The rangefinder has two openings on its front, one commanders view ports and the gun layers telescope. As this opening wasn’t documented very well and due to a lack of pics, I “forgot” to add it to my original turrets. The top of the rangefinder as a slight height increase at the center, sloping gradually at the sides. This slope was very tricky to do, as my filing skills aren’t on par with the average carpenter, so took a bit more time and effort.

A tricky part is the front of the rangefinder attaching the turret roof. It has a 45-degree slope, but connects to the roof plate that also 7-degree slope in the other direction. How to cut the V-notch out of the plate that will result in a perfect fit? Mathematics to the rescue! This angle can be easily shown to be equal to:

That just fits perfectly as you can see in the pic above. A strip with bolts was placed where it connects with the roof. I added a hatch from my own photo etch set to the rear of the turret.

The commander’s position has a wind screen. This part should be hollow, but that would be a bit tricky to cast. I started with a styrene ring filed to shape and added the supports later.

The rangefinder itself has two distinct styles, as a change was implemented somewhere in 1939. I also thought it would be neat if you could choose between open and closed viewport, so eventually I ended up making eight parts.

The top left image shows the center plate of the range finder arms with bolts in place. I made both top and bottom parts to shape and cut out the location of the viewport. I glued the bottom part first, so I could use it to file away some material from the bolted plate. A small strip is placed in the slot, giving a nice open appearance.

Here you can see the final part, fresh from the casters. Bolt detail is nicey retained and fortunately no marks or dents are present on the turret plate.
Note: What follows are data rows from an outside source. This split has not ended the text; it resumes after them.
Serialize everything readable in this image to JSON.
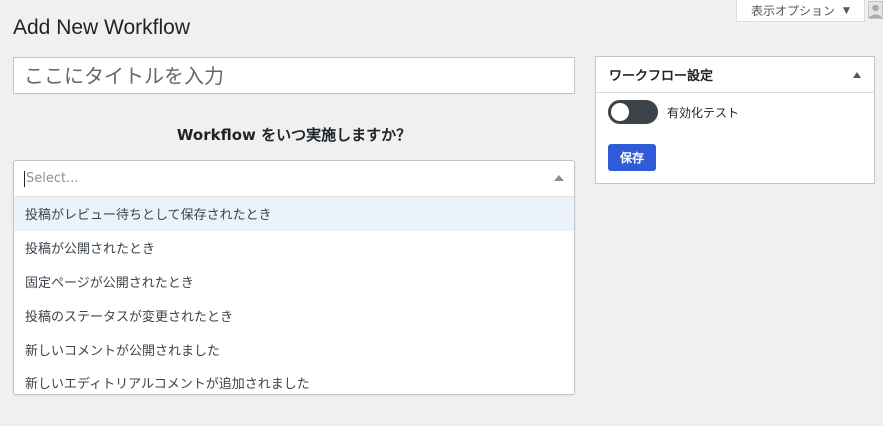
{
  "header": {
    "screen_options_label": "表示オプション",
    "page_title": "Add New Workflow"
  },
  "title_field": {
    "placeholder": "ここにタイトルを入力",
    "value": ""
  },
  "trigger": {
    "question": "Workflow をいつ実施しますか？",
    "select_placeholder": "Select...",
    "options": [
      {
        "label": "投稿がレビュー待ちとして保存されたとき"
      },
      {
        "label": "投稿が公開されたとき"
      },
      {
        "label": "固定ページが公開されたとき"
      },
      {
        "label": "投稿のステータスが変更されたとき"
      },
      {
        "label": "新しいコメントが公開されました"
      },
      {
        "label": "新しいエディトリアルコメントが追加されました"
      }
    ]
  },
  "settings_box": {
    "heading": "ワークフロー設定",
    "toggle_label": "有効化テスト",
    "toggle_on": false,
    "save_label": "保存"
  },
  "colors": {
    "background": "#f0f0f1",
    "primary_button": "#2f5bd8",
    "highlight": "#ebf2fa",
    "toggle_off": "#3c434a"
  }
}
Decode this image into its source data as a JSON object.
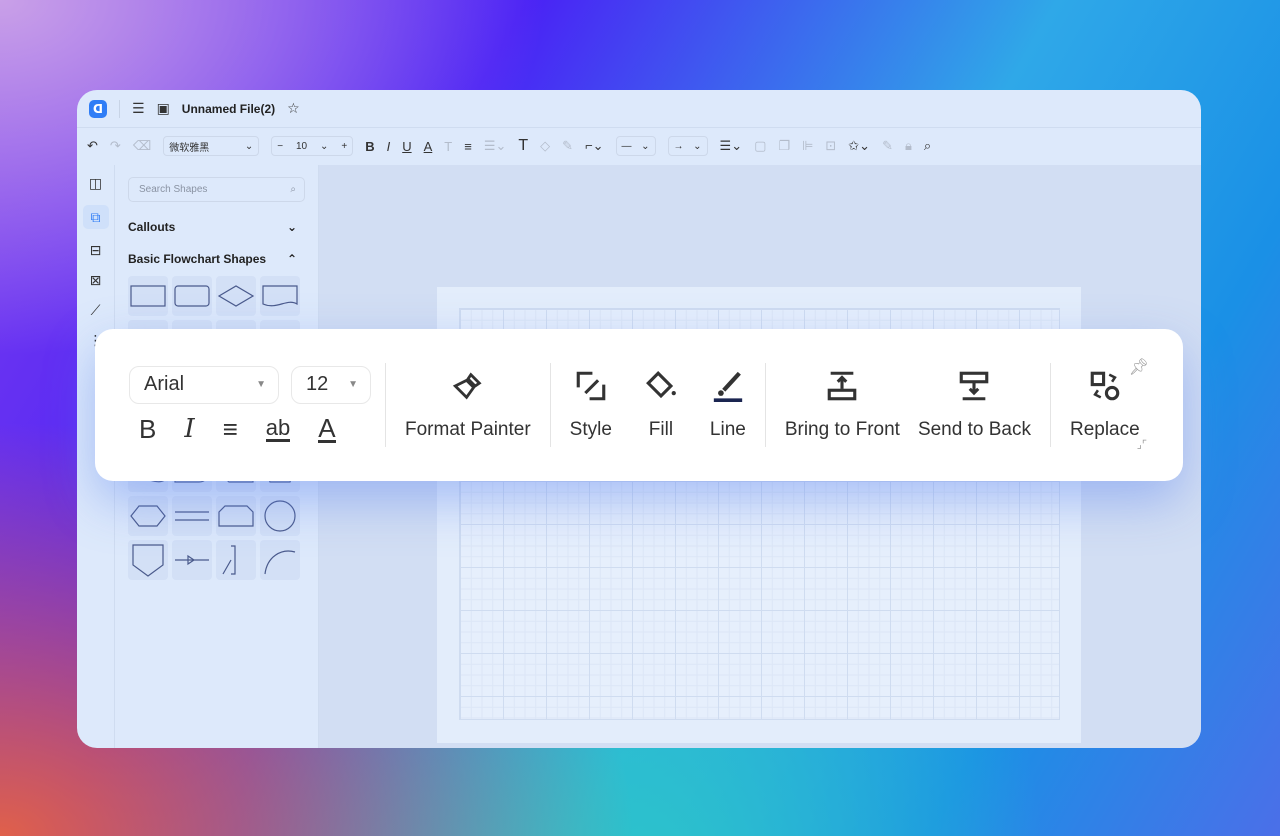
{
  "app": {
    "title": "Unnamed File(2)",
    "logo_letter": "D"
  },
  "toolbar": {
    "font": "微软雅黑",
    "font_size": "10"
  },
  "panel": {
    "search_placeholder": "Search Shapes",
    "sections": [
      {
        "label": "Callouts",
        "expanded": false
      },
      {
        "label": "Basic Flowchart Shapes",
        "expanded": true
      }
    ]
  },
  "floating": {
    "font": "Arial",
    "font_size": "12",
    "buttons": [
      "Format Painter",
      "Style",
      "Fill",
      "Line",
      "Bring to Front",
      "Send to Back",
      "Replace"
    ]
  },
  "colors": {
    "accent": "#2f7df6",
    "canvas": "#d2def3"
  }
}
The first part to go from the resin copies is the wind shield, which is replaced (A). Now it’s actuall a wind shield kept in place by four supports. It was made by gluing 36 degree arcs and 2mm strip angled 45 degrees at the end to a strip. The shield itself is a ring cut to size. Vents are added to the rear of the turret, including a small platform (B). A small walkway is present to gain access from the aftermost twin 4″ gun position to the turret roof. At (C) the abandoned attempts of mounting an aircraft launching installation on ‘X’-turret. This frame initially consisted of 8 squares with a cross bond, but the two center squares were later removed. The remnants of the frame were present the rest of HMS Hood’s carreer. I haven’t seen this particular detail correct on any model.